FCC Releases Broadband Speed Survey Results as Pelosi Backs Oversight

The vast majority of Americans don't know the broadband speeds they pay for, a Federal Communications report finds, while Democratic Speaker of the House Nancy Pelosi said regulation of broadband communications is a priority.

The Federal Communications Commission released the results of a survey on the consumer broadband experience, which found 80 percent of broadband users in the United States do not know the speed of their broadband connection. The survey is part of the agency's overall broadband speed initiative, which involves several bureaus and offices and is being coordinated by the Commission's Consumer Task Force.
The Consumer Task Force also announced two initiatives to help the FCC determine the broadband speeds consumers are getting in their homes and on their mobile devices, a key recommendation in the National Broadband Plan. In the first of these initiatives, the FCC is asking for 10,000 volunteers to participate in a scientific study to measure home broadband speed in the United States. Specialized hardware will be installed in the homes of volunteers to measure the performance of all the country's major Internet service providers across geographic regions and service tiers.
The survey found that no demographic group had good awareness of their home broadband speed (the survey asked specifically about download speed). However, the FCC noted there were some demographic differences. For example, 71 percent of men do not know what speed they're getting, while the figure is 90 percent for women. With respect to age, 73 percent of those between the ages of 18 and 29 do not know their home broadband speed, while the number goes up to 88 percent of people age 65 and over.
"Speed matters," said FCC Chairman Julius Genachowski. "The more broadband subscribers know about what speeds they need and what speeds they get, the more they can make the market work and push faster speeds over broadband networks."
The FCC's Consumer and Governmental Affairs Bureau also issued a public notice to look at ways to measure mobile broadband speed. More and more consumers are using mobile wireless devices to access the Web, sometimes as a primary Internet connection.

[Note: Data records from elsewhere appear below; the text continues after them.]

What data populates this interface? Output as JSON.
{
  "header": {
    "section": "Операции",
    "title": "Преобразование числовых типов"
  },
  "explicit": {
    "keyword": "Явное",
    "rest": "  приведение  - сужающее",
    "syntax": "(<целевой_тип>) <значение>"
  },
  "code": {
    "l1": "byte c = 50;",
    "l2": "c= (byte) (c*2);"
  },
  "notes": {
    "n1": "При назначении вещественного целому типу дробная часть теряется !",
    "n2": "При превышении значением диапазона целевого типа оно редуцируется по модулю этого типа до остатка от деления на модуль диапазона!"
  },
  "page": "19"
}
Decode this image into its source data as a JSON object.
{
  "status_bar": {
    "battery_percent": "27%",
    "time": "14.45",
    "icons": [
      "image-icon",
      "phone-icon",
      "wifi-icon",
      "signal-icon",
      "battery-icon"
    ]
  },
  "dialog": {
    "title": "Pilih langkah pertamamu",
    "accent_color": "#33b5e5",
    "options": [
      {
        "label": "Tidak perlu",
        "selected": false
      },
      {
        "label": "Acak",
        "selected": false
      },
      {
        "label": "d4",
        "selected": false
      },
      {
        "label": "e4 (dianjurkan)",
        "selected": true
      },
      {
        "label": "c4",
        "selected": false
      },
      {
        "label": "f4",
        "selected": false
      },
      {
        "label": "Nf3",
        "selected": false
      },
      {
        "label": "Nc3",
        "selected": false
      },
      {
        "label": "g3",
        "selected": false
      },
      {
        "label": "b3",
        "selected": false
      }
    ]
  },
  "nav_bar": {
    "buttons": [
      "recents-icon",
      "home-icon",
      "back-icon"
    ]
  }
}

The Public Notice asks for input on the best ways to measure mobile broadband speeds, the ways that speed measurements can be used to help improve service, and the information consumers should have about the speed of mobile broadband coverage.
"Better information can help all consumers choose the broadband services that best meet their needs," said Joel Gurin, Chief of the Consumer and Governmental Affairs Bureau of the FCC. "Today, most people just know that their home broadband speed is supposed to be -blazing fast.' They need more meaningful information to know exactly what speed they need for the applications they want to run, and what provider and plan is their best choice.
In addition, House Speaker Nancy Pelosi announced her decision to back the FCC's attempt to regulate broadband communications through a redefinition of broadband services as telecommunications, according to the political blog Fire Dog Lake, The Seminal. "Part of the innovation agenda I advocated for when I became Leader was universal broadband," she said in a conference call with bloggers, the site reported. Reclassification, net neutrality, universal access for every American, these are priorities for us."